From 640Hz to 2.5kHz, you’ll find that keyboards such as electric pianos have a lot going on there. Guitars also share that space (and down to 100Hz as well) so divide your sonic real estate between them. Musically, this range is octaves six and seven. Again, don’t be afraid to roll off the lower frequencies. The next octave, number eight, which is from 2.5kHz to 5kHz, is a very important one. Keep this reserved for voice. This will be very important when you try to sing against your tracks. If you’ve boosted in this range, it may sound fine in the mix, but you will experience conflicts when you try to sing.
Octave nine, 5kHz to 10kHz, is where you’ll find sounds such as the metallic picking sound of acoustic guitar strings and attack information. In fact, the kick drum has information in this area. As a side note, you can boost bass at around 900Hz to bring it out without overpowering the mix and your overall levels. Be careful, too much can make mud.
Finally, in octave ten, which is from 10kHz to 20kHz, you’ll find the hi-hat predominantly and not much else. This is where producers and engineers add extreme high-frequency content such as overtones and the ever-popular "air" to vocals. Keep this spectrum in mind, get to know it intimately, and make sure that your instruments share the range in peace and harmony, so to speak. Boost with care and don’t be afraid to cut lows. It’s very important to manage your low end.
If you boost two instruments at the same frequency and both sound good individually, they will fight for space when combined. If both sounded good at 2Khz, then boost one at 1.5k and the other at 2.5k and see what happens. The same thing applies if you cut. For example, if you have four guitars, start with a different frequency for each. For example, guitar 1, roll off at 100Hz, guitar 2 at 115Hz, guitar 3 at 120Hz, etc. Since you won’t have the depth of stereo, all of your instruments are going to sit on top of one another vertically.
While it may be tempting to back yourself with a virtual London Philharmonic, it will seem a bit odd to your audience, particularly if you’re a solo performer. Keep track count relatively low. A basic rhythm section will do nicely, plus you can add the occasional instrumental synth hook for authenticity (if you’re doing covers). Remember, the trick here is to add fullness to your performance, not look like a karaoke singer. Plan your backing tracks as though a three- to five-piece band were playing them.
Or, you can go overboard if you like, but we can tell you from experience, with overdone backing tracks, your audience will begin to wonder if you’re actually playing or just faking it. Remember, in live performance, nobody is giving you credit for all the tracks you sat at home and programmed. They can stay home and listen to CDs if they want. When they go to hear live music, it’s live music they want, and the more you can do live, the better.

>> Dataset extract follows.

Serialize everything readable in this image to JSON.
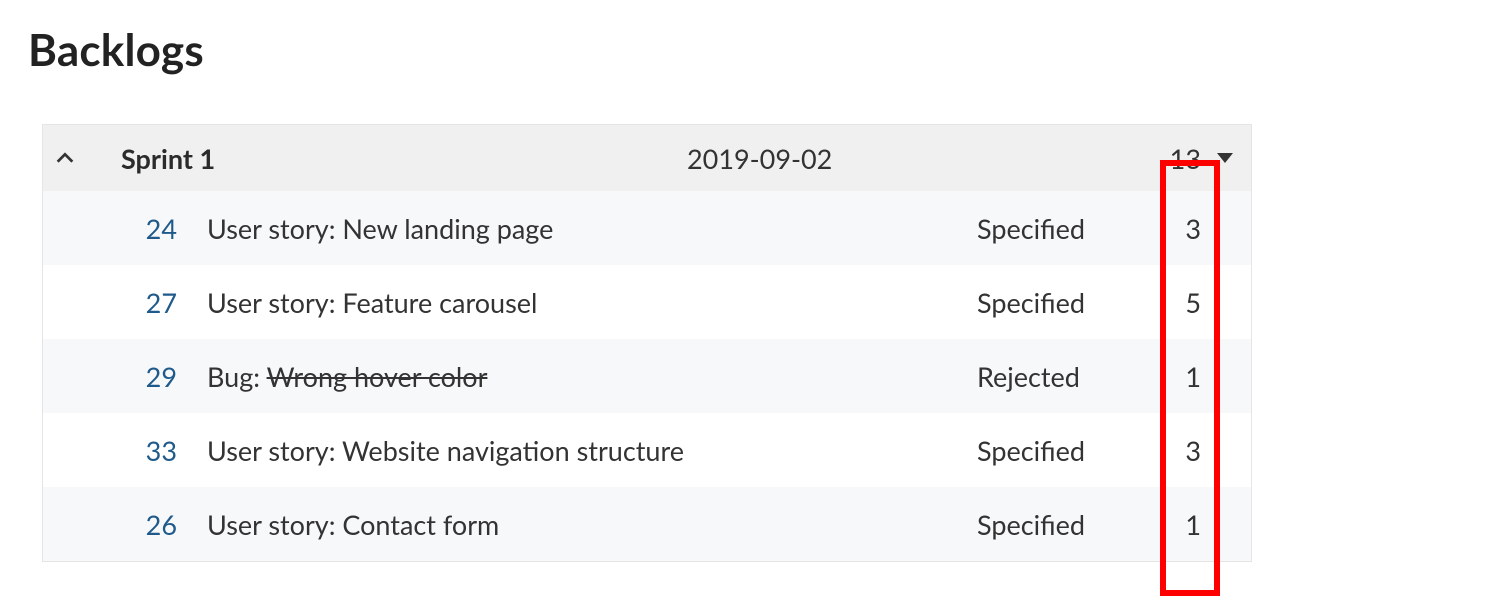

In short, let your backing tracks back you up, don’t let them become the whole show; people should focus on your performance.
When it comes to tracking and mixing down those backing tracks, you’ll find a huge assortment of recording gear at Musician’s Friend to help you sound your best.